Is Viking hand genetic?

Is Viking hand genetic?

To answer the question in the title. For a long time Dupuytren’s disease has been termed a ‘disease of the Vikings’. Unfortunately research published in 2019 concluded that there is no genetic evidence that Dupuytren’s disease is of ‘Viking’ origin.

Why is Dupuytren’s called the Viking disease?

Dupuytren’s disease has been given the moniker “the Viking disease” due to its prevalence in the north of Europe and those of Northern European descent.

Is Vikings disease the same as trigger finger?

The answer to that question is no. Upon first glance, these two things might seem very similar, but they are actually very different medical conditions. In fact, the only similarity is that they both affect finger flexion. Trigger finger involves the tendons, and Dupuytren contractor involves the tissue.

What nationality gets Dupuytren’s contracture?

INCIDENCE OF DD BY ANCESTRY In his 1963 book, the Australian hand surgeon John Hueston wrote, “Dupuytren’s contracture is virtually confined to people of European descent” (2). Its highest incidence is recorded in Iceland.

How can you tell if you have Viking heritage?

And experts say surnames can give you an indication of a possible Viking heritage in your family, with anything ending in ‘son’ or ‘sen’ likely to be a sign. Other surnames which could signal a Viking family history include ‘Roger/s’ and ‘Rogerson’ and ‘Rendall’.

Can Dupuytren’s contracture go away?

Unfortunately, there is no cure for Dupuytren’s Contracture, but there are some treatments a hand specialist can recommend and perform to break apart the cords of tissue that have formed, which pull the finger to a bent position.

How do you fix Dupuytren’s contracture without surgery?

XIAFLEX® is the only FDA-approved treatment for Dupuytren’s contracture that does not require surgery. A hand specialist will inject this enzyme treatment directly into the cord that’s causing limited mobility in the finger. The enzyme releases the cord.

Did Vikings have Dupuytren’s contracture?

In all analyses, no evidence was found for an excess of Norse ancestry in Dupuytren’s disease.
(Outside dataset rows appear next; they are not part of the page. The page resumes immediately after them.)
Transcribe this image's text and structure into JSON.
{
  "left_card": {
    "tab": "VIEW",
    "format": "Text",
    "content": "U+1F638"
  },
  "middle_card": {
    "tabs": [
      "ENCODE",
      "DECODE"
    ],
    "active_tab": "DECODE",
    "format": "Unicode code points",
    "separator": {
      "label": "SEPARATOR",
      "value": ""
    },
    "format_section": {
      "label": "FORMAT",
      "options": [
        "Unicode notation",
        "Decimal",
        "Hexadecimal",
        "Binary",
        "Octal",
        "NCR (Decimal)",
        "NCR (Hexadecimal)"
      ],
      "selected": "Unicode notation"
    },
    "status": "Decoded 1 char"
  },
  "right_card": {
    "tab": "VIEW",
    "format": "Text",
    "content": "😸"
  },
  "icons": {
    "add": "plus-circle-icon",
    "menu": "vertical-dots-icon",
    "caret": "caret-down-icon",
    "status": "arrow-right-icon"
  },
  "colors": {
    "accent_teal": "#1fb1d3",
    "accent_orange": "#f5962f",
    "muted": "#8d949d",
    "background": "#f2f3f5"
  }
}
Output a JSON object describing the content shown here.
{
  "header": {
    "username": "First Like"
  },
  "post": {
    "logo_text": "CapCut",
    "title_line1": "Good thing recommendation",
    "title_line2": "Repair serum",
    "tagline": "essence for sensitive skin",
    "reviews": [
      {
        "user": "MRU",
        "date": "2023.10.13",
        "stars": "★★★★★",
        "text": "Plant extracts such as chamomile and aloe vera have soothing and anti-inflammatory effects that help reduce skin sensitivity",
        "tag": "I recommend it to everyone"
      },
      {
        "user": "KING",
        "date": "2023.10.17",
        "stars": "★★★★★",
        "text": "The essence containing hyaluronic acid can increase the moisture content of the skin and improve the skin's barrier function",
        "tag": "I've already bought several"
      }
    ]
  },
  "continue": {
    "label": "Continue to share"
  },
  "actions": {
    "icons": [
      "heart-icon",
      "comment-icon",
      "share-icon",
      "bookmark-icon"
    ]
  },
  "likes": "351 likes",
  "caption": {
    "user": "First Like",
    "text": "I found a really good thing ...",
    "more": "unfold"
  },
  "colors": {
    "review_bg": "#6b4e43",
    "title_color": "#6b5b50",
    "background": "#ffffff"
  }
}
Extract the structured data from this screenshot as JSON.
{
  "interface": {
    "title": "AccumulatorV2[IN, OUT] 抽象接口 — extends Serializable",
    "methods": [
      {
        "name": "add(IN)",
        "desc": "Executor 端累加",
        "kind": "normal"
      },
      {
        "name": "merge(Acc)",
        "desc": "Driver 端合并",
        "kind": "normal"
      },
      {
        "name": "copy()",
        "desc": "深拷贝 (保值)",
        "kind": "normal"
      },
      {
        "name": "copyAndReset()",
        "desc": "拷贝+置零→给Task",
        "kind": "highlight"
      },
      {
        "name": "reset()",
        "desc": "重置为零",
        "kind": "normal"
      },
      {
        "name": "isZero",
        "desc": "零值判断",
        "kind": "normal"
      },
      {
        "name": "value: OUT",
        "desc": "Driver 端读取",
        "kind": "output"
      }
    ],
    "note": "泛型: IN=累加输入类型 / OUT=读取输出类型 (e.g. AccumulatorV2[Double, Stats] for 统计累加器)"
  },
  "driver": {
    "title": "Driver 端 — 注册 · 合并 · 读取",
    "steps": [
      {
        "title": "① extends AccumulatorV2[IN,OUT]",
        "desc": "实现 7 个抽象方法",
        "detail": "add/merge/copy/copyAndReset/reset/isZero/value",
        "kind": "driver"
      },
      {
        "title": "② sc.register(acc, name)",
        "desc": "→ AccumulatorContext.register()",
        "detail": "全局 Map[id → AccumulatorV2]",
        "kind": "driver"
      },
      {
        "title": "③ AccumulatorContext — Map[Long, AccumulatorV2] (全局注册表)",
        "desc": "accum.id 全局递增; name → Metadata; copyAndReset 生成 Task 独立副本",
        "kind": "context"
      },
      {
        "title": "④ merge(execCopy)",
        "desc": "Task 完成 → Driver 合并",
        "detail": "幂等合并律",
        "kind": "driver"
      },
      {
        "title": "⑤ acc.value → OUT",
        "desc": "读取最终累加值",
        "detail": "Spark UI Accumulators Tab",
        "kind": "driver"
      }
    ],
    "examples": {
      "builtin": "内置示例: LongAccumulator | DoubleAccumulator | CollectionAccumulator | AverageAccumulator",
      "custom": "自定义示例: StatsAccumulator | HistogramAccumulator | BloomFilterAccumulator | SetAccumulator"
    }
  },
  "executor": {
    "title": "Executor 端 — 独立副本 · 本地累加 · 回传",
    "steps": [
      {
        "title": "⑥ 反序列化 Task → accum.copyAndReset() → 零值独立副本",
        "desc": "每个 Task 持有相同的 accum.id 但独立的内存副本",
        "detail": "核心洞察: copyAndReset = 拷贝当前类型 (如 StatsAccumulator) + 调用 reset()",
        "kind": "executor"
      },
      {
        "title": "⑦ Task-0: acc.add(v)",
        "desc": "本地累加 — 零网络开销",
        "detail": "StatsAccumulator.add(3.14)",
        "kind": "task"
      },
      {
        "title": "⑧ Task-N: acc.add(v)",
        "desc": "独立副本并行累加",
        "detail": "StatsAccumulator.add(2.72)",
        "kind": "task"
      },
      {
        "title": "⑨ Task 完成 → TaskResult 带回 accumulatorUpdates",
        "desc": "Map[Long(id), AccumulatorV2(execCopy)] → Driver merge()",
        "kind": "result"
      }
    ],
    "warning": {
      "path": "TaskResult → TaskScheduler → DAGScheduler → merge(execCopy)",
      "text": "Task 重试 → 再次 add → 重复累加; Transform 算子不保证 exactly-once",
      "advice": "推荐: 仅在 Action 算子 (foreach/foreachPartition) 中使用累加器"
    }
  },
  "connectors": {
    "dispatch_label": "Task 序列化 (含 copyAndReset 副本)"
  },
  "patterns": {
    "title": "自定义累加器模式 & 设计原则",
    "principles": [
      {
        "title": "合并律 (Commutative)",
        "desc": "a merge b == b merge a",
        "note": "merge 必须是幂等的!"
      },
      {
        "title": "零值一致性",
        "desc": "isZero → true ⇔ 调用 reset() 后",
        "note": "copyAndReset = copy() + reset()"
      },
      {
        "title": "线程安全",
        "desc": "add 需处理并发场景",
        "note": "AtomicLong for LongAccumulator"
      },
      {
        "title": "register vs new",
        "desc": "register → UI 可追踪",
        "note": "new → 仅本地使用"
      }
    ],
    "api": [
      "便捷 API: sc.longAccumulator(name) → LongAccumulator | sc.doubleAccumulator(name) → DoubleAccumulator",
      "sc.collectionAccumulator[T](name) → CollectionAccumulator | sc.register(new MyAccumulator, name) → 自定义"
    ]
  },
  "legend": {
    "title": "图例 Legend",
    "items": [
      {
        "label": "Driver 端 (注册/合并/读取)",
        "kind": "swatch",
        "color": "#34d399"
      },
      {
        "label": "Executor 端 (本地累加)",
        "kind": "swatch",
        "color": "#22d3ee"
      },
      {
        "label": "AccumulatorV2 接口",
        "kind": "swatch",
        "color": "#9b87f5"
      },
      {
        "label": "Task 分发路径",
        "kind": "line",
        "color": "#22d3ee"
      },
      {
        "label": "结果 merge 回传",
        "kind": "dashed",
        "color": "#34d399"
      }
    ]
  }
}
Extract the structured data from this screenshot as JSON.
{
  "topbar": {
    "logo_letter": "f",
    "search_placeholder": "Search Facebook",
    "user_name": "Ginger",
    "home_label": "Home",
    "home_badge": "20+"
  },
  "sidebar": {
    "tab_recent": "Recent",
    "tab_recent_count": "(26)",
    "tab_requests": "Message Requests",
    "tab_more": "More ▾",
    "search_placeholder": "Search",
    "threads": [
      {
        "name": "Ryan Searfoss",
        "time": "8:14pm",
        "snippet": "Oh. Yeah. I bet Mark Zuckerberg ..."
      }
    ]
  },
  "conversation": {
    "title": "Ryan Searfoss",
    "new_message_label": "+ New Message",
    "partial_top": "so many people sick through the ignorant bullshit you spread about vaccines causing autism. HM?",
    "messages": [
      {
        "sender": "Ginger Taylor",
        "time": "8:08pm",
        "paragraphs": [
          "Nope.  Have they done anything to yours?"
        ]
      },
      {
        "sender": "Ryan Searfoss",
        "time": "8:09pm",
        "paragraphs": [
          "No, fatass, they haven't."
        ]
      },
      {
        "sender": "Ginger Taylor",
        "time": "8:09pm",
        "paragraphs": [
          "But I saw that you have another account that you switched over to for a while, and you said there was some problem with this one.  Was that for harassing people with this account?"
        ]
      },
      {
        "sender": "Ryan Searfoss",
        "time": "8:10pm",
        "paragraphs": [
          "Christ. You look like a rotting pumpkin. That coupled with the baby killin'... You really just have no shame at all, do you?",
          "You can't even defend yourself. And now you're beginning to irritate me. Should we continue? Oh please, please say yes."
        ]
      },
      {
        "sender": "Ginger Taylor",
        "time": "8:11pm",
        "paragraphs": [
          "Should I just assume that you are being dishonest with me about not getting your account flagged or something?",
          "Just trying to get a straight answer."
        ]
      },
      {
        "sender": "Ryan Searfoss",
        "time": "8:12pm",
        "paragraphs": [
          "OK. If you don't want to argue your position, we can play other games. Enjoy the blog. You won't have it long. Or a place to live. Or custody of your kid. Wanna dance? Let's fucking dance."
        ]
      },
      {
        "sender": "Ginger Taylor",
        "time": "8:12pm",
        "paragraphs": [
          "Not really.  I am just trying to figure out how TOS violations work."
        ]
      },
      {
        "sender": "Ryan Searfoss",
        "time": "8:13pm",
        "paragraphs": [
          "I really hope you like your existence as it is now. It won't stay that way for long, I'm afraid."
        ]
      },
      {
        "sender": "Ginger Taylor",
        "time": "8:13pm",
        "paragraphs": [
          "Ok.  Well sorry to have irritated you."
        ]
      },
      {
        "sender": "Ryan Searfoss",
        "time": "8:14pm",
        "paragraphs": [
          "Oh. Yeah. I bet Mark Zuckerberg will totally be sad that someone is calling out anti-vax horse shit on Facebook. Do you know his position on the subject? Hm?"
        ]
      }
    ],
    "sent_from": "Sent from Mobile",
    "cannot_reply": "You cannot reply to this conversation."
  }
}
We conclude that there is no genetic evidence for a ‘Viking origin of Dupuytren’s disease’.